Standard vs. dialect: Attitudes to Canarian and Castilian Spanish




Many language attitude studies (Agheyisi and Fishman 1970; Shuy and Fasold 1973; Cooper and Fishman 1974; Gardner and Smythe 1977; Giles and Bouchard Ryan 1982) have been concerned both with the analysis of people's attitudes towards a particular variety of language and with the respondents' attitudes towards the speakers of those languages or varieties. This particular area of subjective reactions has been of interest to many scholars who have carried out extensive research on the topic (Lambert, Hodgson, Gardner and Fillenbaum, 1960; Lambert, Anisfeld and Yeni-Komshian 1965; Lambert 1967; Markel, Eisler and Reese 1967; Giles 1970; Tucker and Lambert 1972; Carranza and Bouchard Ryan 1975; Giles and Powesland 1997 (1975); Giles, Baker and Fielding 1975; El-Dash and Tucker 1975; Berk-Seligson 1984; Woolard 1984, and many others). They have found that listeners react subjectively to variation in speech and that they attribute positive or negative personality features to the speakers, depending on their use of prestige or stigmatised speech variants.

In their research of the attitudes held by a group of Canarian teachers towards their own variety of speech, Morín and Castellano (1990) did not find any negative attitudes towards the main phonological features of the Canarian Spanish dialect. However, according to Almeida (1992: 52; 1999: 118) and Trujillo (2003: 201), for many Canarian speakers the Castilian phonological norm has more prestige than that of their own variety. Our survey was mostly aimed at confirming or refuting these beliefs.

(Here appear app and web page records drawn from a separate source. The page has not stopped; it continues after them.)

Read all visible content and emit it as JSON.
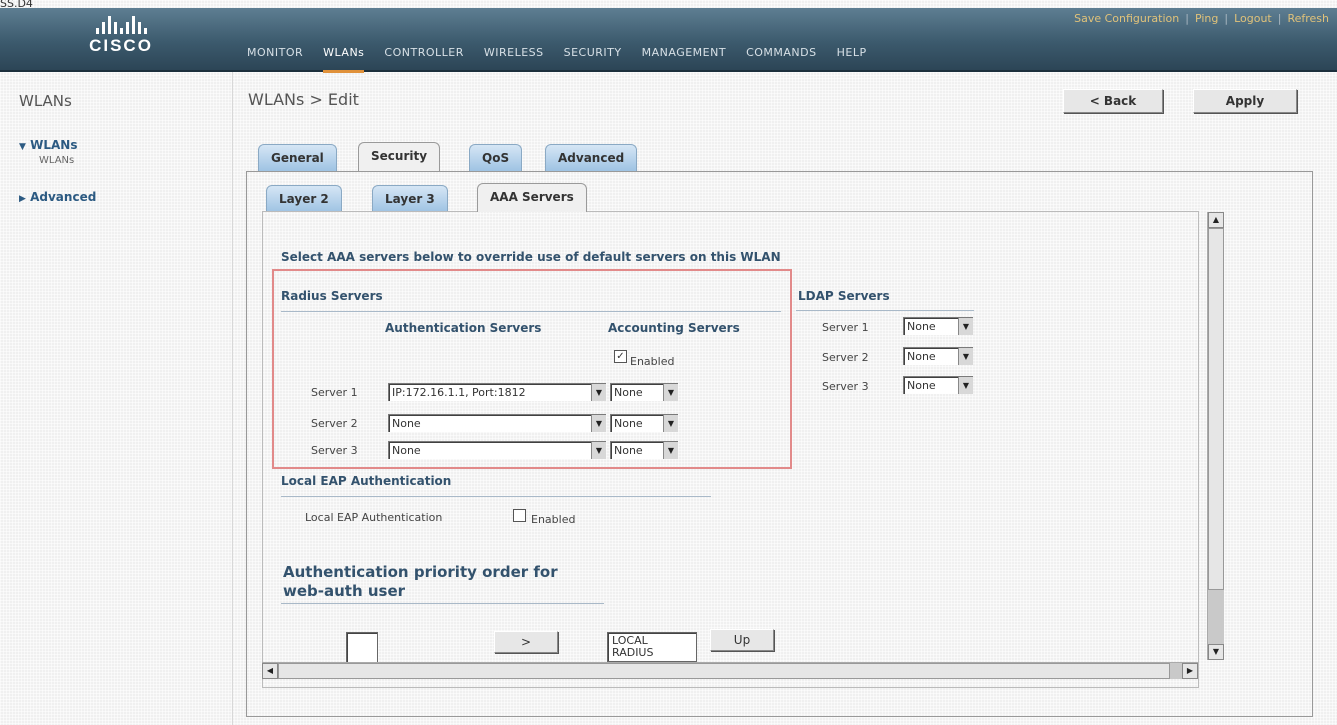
{
  "top_fragment": "SS.D4",
  "header": {
    "brand": "CISCO",
    "links": [
      "Save Configuration",
      "Ping",
      "Logout",
      "Refresh"
    ],
    "nav": [
      "MONITOR",
      "WLANs",
      "CONTROLLER",
      "WIRELESS",
      "SECURITY",
      "MANAGEMENT",
      "COMMANDS",
      "HELP"
    ],
    "active_nav": "WLANs",
    "colors": {
      "header": "#3c5a6d",
      "active_underline": "#e0913a",
      "links": "#e0c27a"
    }
  },
  "sidebar": {
    "title": "WLANs",
    "items": [
      {
        "label": "WLANs",
        "expanded": true,
        "subitems": [
          "WLANs"
        ]
      },
      {
        "label": "Advanced",
        "expanded": false
      }
    ]
  },
  "page": {
    "title": "WLANs > Edit",
    "back_label": "< Back",
    "apply_label": "Apply"
  },
  "tabs": {
    "main": [
      "General",
      "Security",
      "QoS",
      "Advanced"
    ],
    "main_active": "Security",
    "sub": [
      "Layer 2",
      "Layer 3",
      "AAA Servers"
    ],
    "sub_active": "AAA Servers"
  },
  "aaa": {
    "intro": "Select AAA servers below to override use of default servers on this WLAN",
    "radius": {
      "heading": "Radius Servers",
      "auth_header": "Authentication Servers",
      "acct_header": "Accounting Servers",
      "acct_enabled_label": "Enabled",
      "acct_enabled": true,
      "rows": [
        {
          "label": "Server 1",
          "auth": "IP:172.16.1.1, Port:1812",
          "acct": "None"
        },
        {
          "label": "Server 2",
          "auth": "None",
          "acct": "None"
        },
        {
          "label": "Server 3",
          "auth": "None",
          "acct": "None"
        }
      ]
    },
    "ldap": {
      "heading": "LDAP Servers",
      "rows": [
        {
          "label": "Server 1",
          "value": "None"
        },
        {
          "label": "Server 2",
          "value": "None"
        },
        {
          "label": "Server 3",
          "value": "None"
        }
      ]
    },
    "local_eap": {
      "heading": "Local EAP Authentication",
      "label": "Local EAP Authentication",
      "enabled_label": "Enabled",
      "enabled": false
    },
    "priority": {
      "heading_line1": "Authentication priority order for",
      "heading_line2": "web-auth user",
      "move_label": ">",
      "order_items": [
        "LOCAL",
        "RADIUS"
      ],
      "up_label": "Up"
    }
  }
}
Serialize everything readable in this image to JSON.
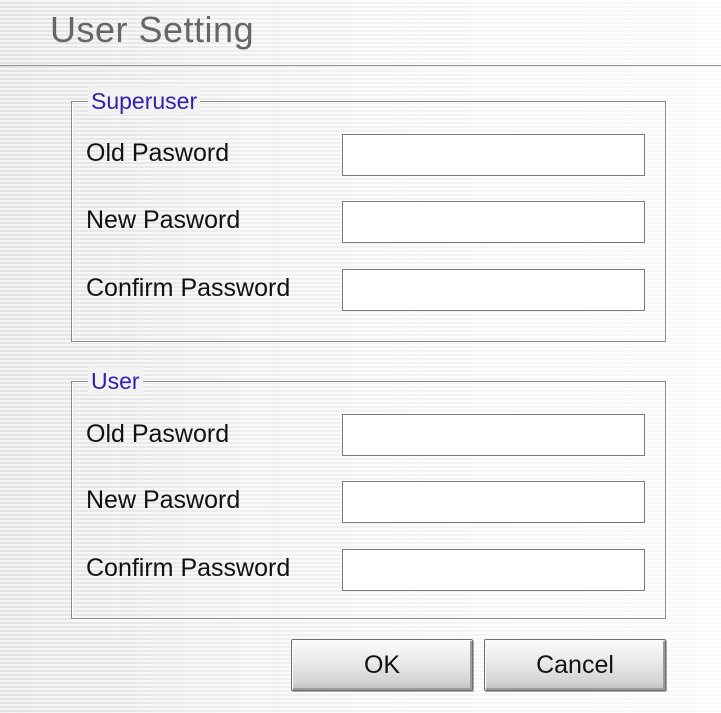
{
  "window": {
    "title": "User Setting"
  },
  "superuser": {
    "legend": "Superuser",
    "old_password_label": "Old Pasword",
    "old_password_value": "",
    "new_password_label": "New Pasword",
    "new_password_value": "",
    "confirm_password_label": "Confirm Password",
    "confirm_password_value": ""
  },
  "user": {
    "legend": "User",
    "old_password_label": "Old Pasword",
    "old_password_value": "",
    "new_password_label": "New Pasword",
    "new_password_value": "",
    "confirm_password_label": "Confirm Password",
    "confirm_password_value": ""
  },
  "buttons": {
    "ok_label": "OK",
    "cancel_label": "Cancel"
  },
  "colors": {
    "legend_text": "#2f1fb4",
    "title_text": "#666666"
  }
}
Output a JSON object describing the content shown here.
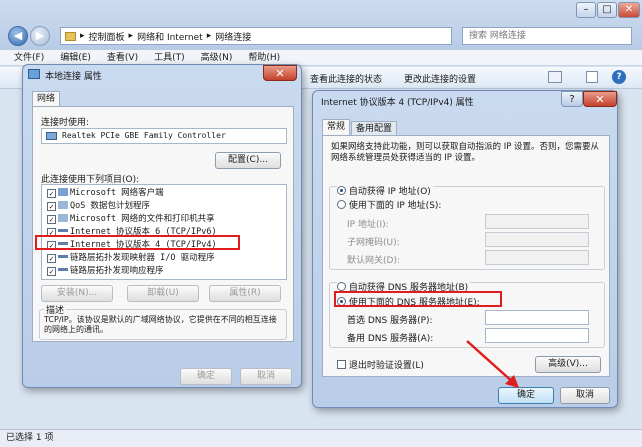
{
  "window": {
    "min": "–",
    "max": "□",
    "close": "✕"
  },
  "address": {
    "path_1": "控制面板",
    "path_2": "网络和 Internet",
    "path_3": "网络连接",
    "sep": "▸"
  },
  "search": {
    "placeholder": "搜索 网络连接"
  },
  "menu": [
    "文件(F)",
    "编辑(E)",
    "查看(V)",
    "工具(T)",
    "高级(N)",
    "帮助(H)"
  ],
  "cmdbar": {
    "view_status": "查看此连接的状态",
    "change_settings": "更改此连接的设置"
  },
  "status": {
    "selected": "已选择 1 项"
  },
  "local_dialog": {
    "title": "本地连接 属性",
    "tab_network": "网络",
    "connect_using_label": "连接时使用:",
    "adapter": "Realtek PCIe GBE Family Controller",
    "configure_button": "配置(C)...",
    "items_label": "此连接使用下列项目(O):",
    "items": [
      "Microsoft 网络客户端",
      "QoS 数据包计划程序",
      "Microsoft 网络的文件和打印机共享",
      "Internet 协议版本 6 (TCP/IPv6)",
      "Internet 协议版本 4 (TCP/IPv4)",
      "链路层拓扑发现映射器 I/O 驱动程序",
      "链路层拓扑发现响应程序"
    ],
    "install_button": "安装(N)...",
    "uninstall_button": "卸载(U)",
    "properties_button": "属性(R)",
    "description_legend": "描述",
    "description_text": "TCP/IP。该协议是默认的广域网络协议，它提供在不同的相互连接的网络上的通讯。",
    "ok_button": "确定",
    "cancel_button": "取消",
    "close": "✕"
  },
  "ipv4_dialog": {
    "title": "Internet 协议版本 4 (TCP/IPv4) 属性",
    "help": "?",
    "close": "✕",
    "tab_general": "常规",
    "tab_alternate": "备用配置",
    "intro": "如果网络支持此功能，则可以获取自动指派的 IP 设置。否则，您需要从网络系统管理员处获得适当的 IP 设置。",
    "auto_ip": "自动获得 IP 地址(O)",
    "manual_ip": "使用下面的 IP 地址(S):",
    "ip_address": "IP 地址(I):",
    "subnet_mask": "子网掩码(U):",
    "default_gateway": "默认网关(D):",
    "auto_dns": "自动获得 DNS 服务器地址(B)",
    "manual_dns": "使用下面的 DNS 服务器地址(E):",
    "preferred_dns": "首选 DNS 服务器(P):",
    "alternate_dns": "备用 DNS 服务器(A):",
    "validate_on_exit": "退出时验证设置(L)",
    "advanced_button": "高级(V)...",
    "ok_button": "确定",
    "cancel_button": "取消"
  }
}
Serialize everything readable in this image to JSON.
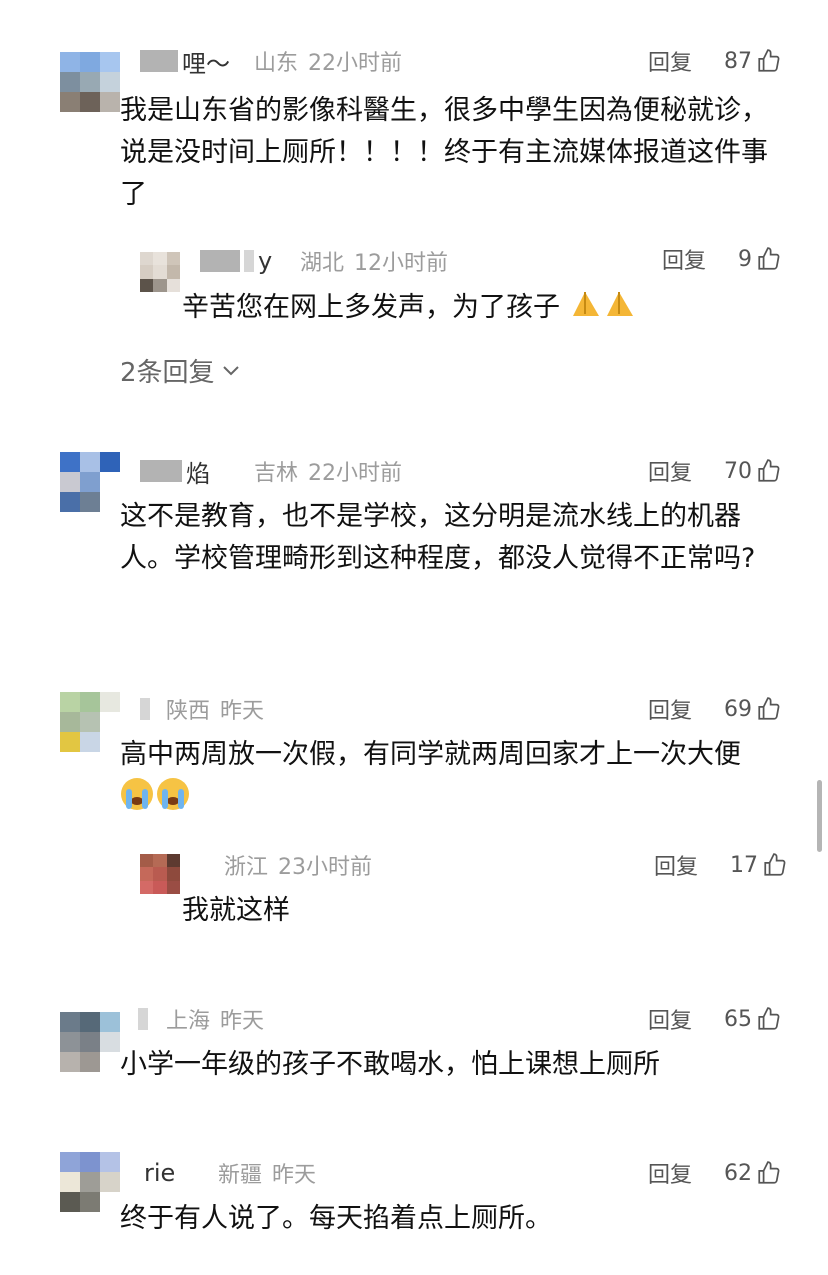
{
  "reply_label": "回复",
  "comments": [
    {
      "nick_suffix": "哩～",
      "location": "山东",
      "time": "22小时前",
      "likes": "87",
      "text": "我是山东省的影像科醫生，很多中學生因為便秘就诊，说是没时间上厕所！！！！终于有主流媒体报道这件事了",
      "replies": [
        {
          "nick_suffix": "y",
          "location": "湖北",
          "time": "12小时前",
          "likes": "9",
          "text": "辛苦您在网上多发声，为了孩子"
        }
      ],
      "more_replies": "2条回复"
    },
    {
      "nick_suffix": "焰",
      "location": "吉林",
      "time": "22小时前",
      "likes": "70",
      "text": "这不是教育，也不是学校，这分明是流水线上的机器人。学校管理畸形到这种程度，都没人觉得不正常吗?"
    },
    {
      "nick_suffix": "",
      "location": "陕西",
      "time": "昨天",
      "likes": "69",
      "text": "高中两周放一次假，有同学就两周回家才上一次大便",
      "replies": [
        {
          "nick_suffix": "",
          "location": "浙江",
          "time": "23小时前",
          "likes": "17",
          "text": "我就这样"
        }
      ]
    },
    {
      "nick_suffix": "",
      "location": "上海",
      "time": "昨天",
      "likes": "65",
      "text": "小学一年级的孩子不敢喝水，怕上课想上厕所"
    },
    {
      "nick_suffix": "rie",
      "location": "新疆",
      "time": "昨天",
      "likes": "62",
      "text": "终于有人说了。每天掐着点上厕所。"
    }
  ]
}
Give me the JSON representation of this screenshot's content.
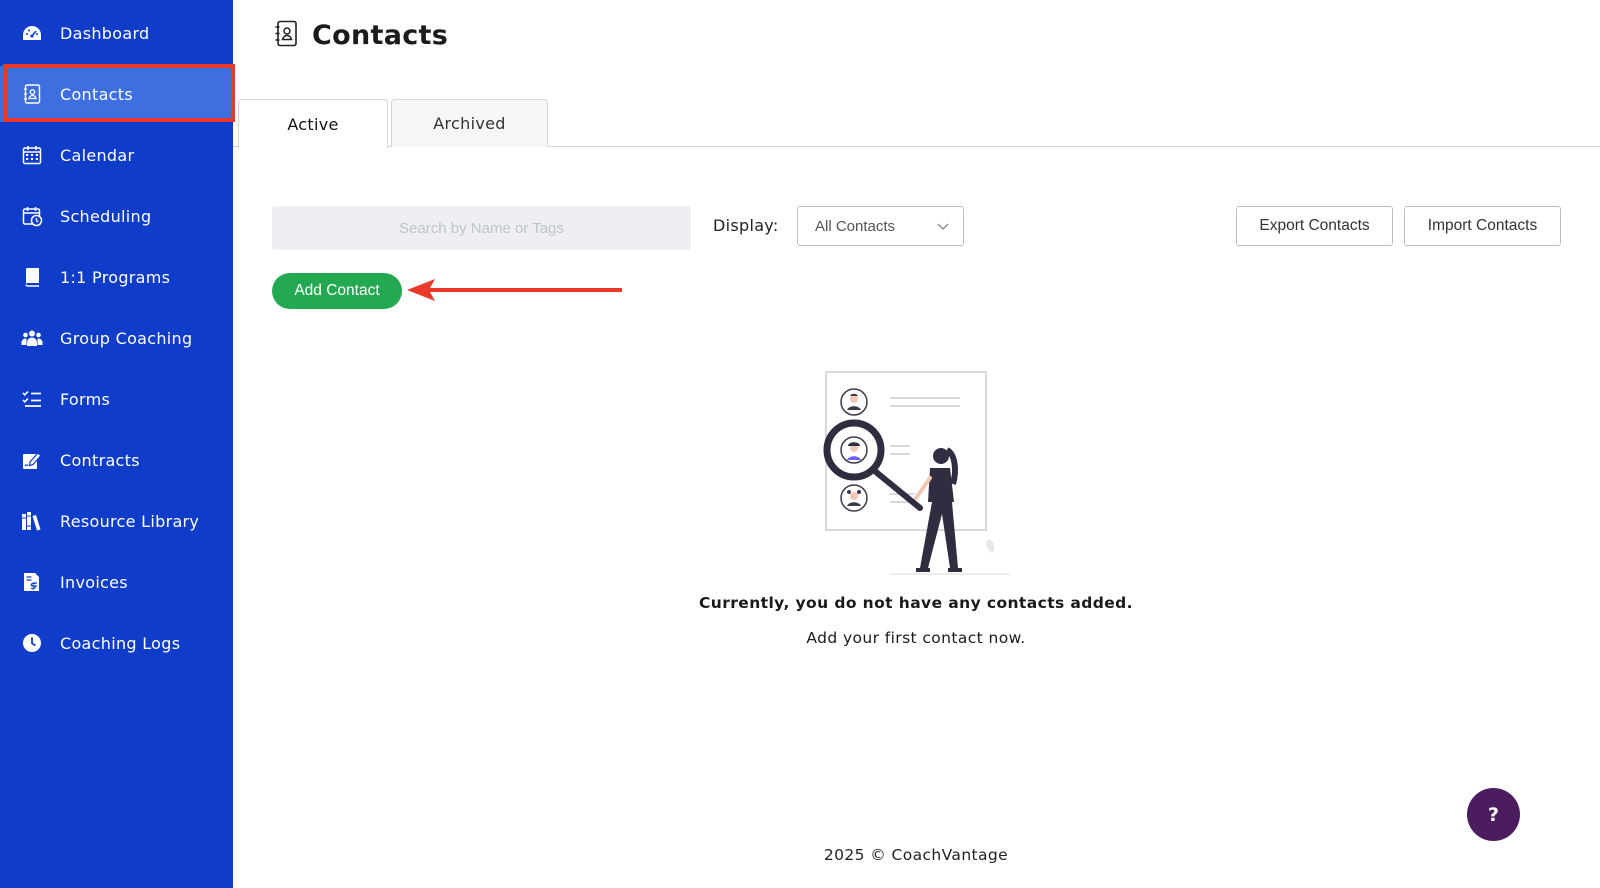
{
  "sidebar": {
    "items": [
      {
        "label": "Dashboard",
        "icon": "gauge-icon"
      },
      {
        "label": "Contacts",
        "icon": "contact-book-icon",
        "active": true
      },
      {
        "label": "Calendar",
        "icon": "calendar-icon"
      },
      {
        "label": "Scheduling",
        "icon": "calendar-clock-icon"
      },
      {
        "label": "1:1 Programs",
        "icon": "book-icon"
      },
      {
        "label": "Group Coaching",
        "icon": "group-icon"
      },
      {
        "label": "Forms",
        "icon": "checklist-icon"
      },
      {
        "label": "Contracts",
        "icon": "signature-icon"
      },
      {
        "label": "Resource Library",
        "icon": "library-icon"
      },
      {
        "label": "Invoices",
        "icon": "invoice-icon"
      },
      {
        "label": "Coaching Logs",
        "icon": "clock-icon"
      }
    ]
  },
  "page": {
    "title": "Contacts",
    "title_icon": "contact-book-icon"
  },
  "tabs": [
    {
      "label": "Active",
      "active": true
    },
    {
      "label": "Archived",
      "active": false
    }
  ],
  "toolbar": {
    "search_placeholder": "Search by Name or Tags",
    "display_label": "Display:",
    "display_value": "All Contacts",
    "export_label": "Export Contacts",
    "import_label": "Import Contacts",
    "add_label": "Add Contact"
  },
  "empty_state": {
    "title": "Currently, you do not have any contacts added.",
    "subtitle": "Add your first contact now."
  },
  "footer": {
    "text": "2025 © CoachVantage"
  },
  "help": {
    "label": "?"
  },
  "colors": {
    "sidebar": "#0f3dc9",
    "sidebar_active": "#3e6fe0",
    "highlight": "#e8392a",
    "add_button": "#22a952",
    "help_button": "#4c1d5e"
  }
}
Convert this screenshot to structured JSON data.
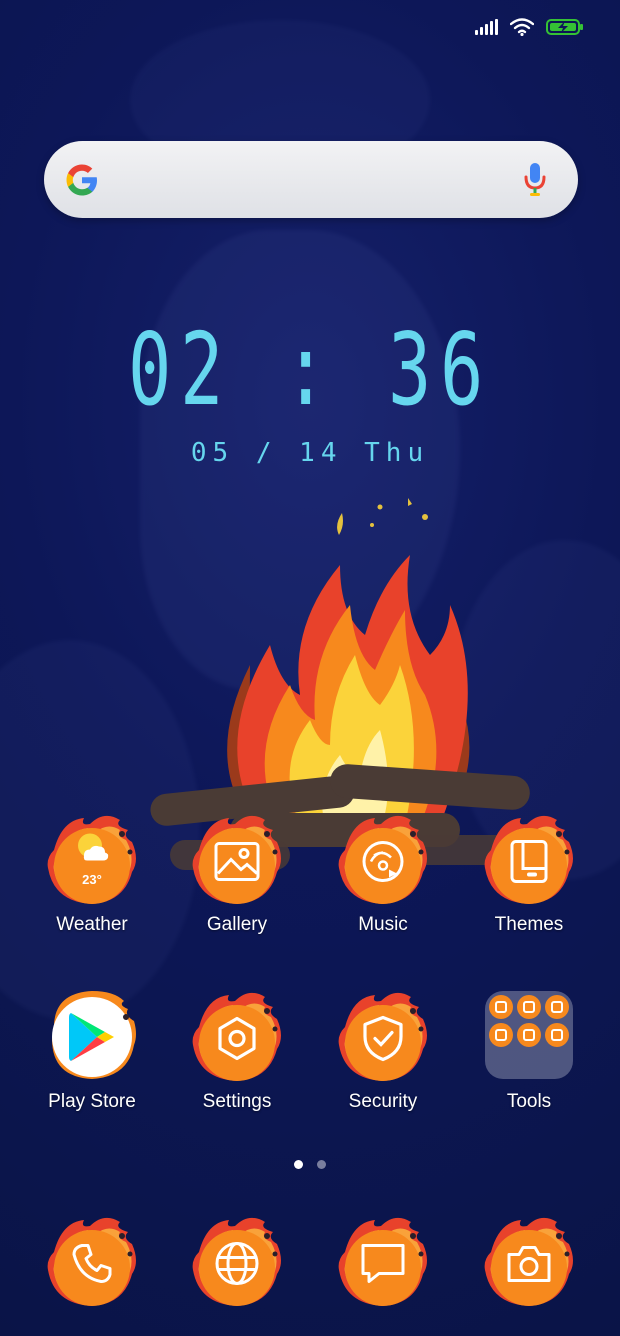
{
  "status_bar": {
    "icons": [
      "signal-icon",
      "wifi-icon",
      "battery-charging-icon"
    ],
    "colors": {
      "battery": "#35c235"
    }
  },
  "search": {
    "icons": [
      "google-logo-icon",
      "microphone-icon"
    ]
  },
  "clock": {
    "time": "02 : 36",
    "date": "05 / 14  Thu"
  },
  "theme_colors": {
    "clock": "#66d6ee",
    "icon_orange": "#f7891d",
    "flame_red": "#e8422b"
  },
  "apps": [
    {
      "label": "Weather",
      "icon": "weather-sun-cloud-icon",
      "value": "23°"
    },
    {
      "label": "Gallery",
      "icon": "image-icon"
    },
    {
      "label": "Music",
      "icon": "music-disc-icon"
    },
    {
      "label": "Themes",
      "icon": "themes-icon"
    },
    {
      "label": "Play Store",
      "icon": "play-store-icon"
    },
    {
      "label": "Settings",
      "icon": "gear-hexagon-icon"
    },
    {
      "label": "Security",
      "icon": "shield-check-icon"
    },
    {
      "label": "Tools",
      "icon": "folder-icon"
    }
  ],
  "page_indicator": {
    "pages": 2,
    "active": 1
  },
  "dock": [
    {
      "icon": "phone-icon"
    },
    {
      "icon": "browser-globe-icon"
    },
    {
      "icon": "messages-icon"
    },
    {
      "icon": "camera-icon"
    }
  ]
}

This poster will show the data collected in this empirical study about the present attitudes held by university students in Las Palmas de Gran Canaria (Canary Islands, Spain) towards their own variety of speech (Canarian Spanish) and towards the standard Castilian form of the Spanish language. Since, as stated above, previous surveys obtained rather contradictory results, we believe these attitudes may now be undergoing a process of change. We used a variant of the well-known matched-guise technique and conducted a survey with semantic differential scales firstly with two groups of Canarian students, namely, a group of English Philology students, who were supposed to be familiar with the issues of linguistic prestige and language variation, and another group of Computer Science students, more unaware of these questions. In addition, we surveyed a group of ULPGC Marine Science students coming from mainland Spain and, therefore, speakers of the standard Castilian variety, in order to check their evaluation of Canarian Spanish.

Session: POSTERS: Focus on interaction, discourse, media, professional settings
Friday, April 4, 2008, 12:45-15:45
room: foyer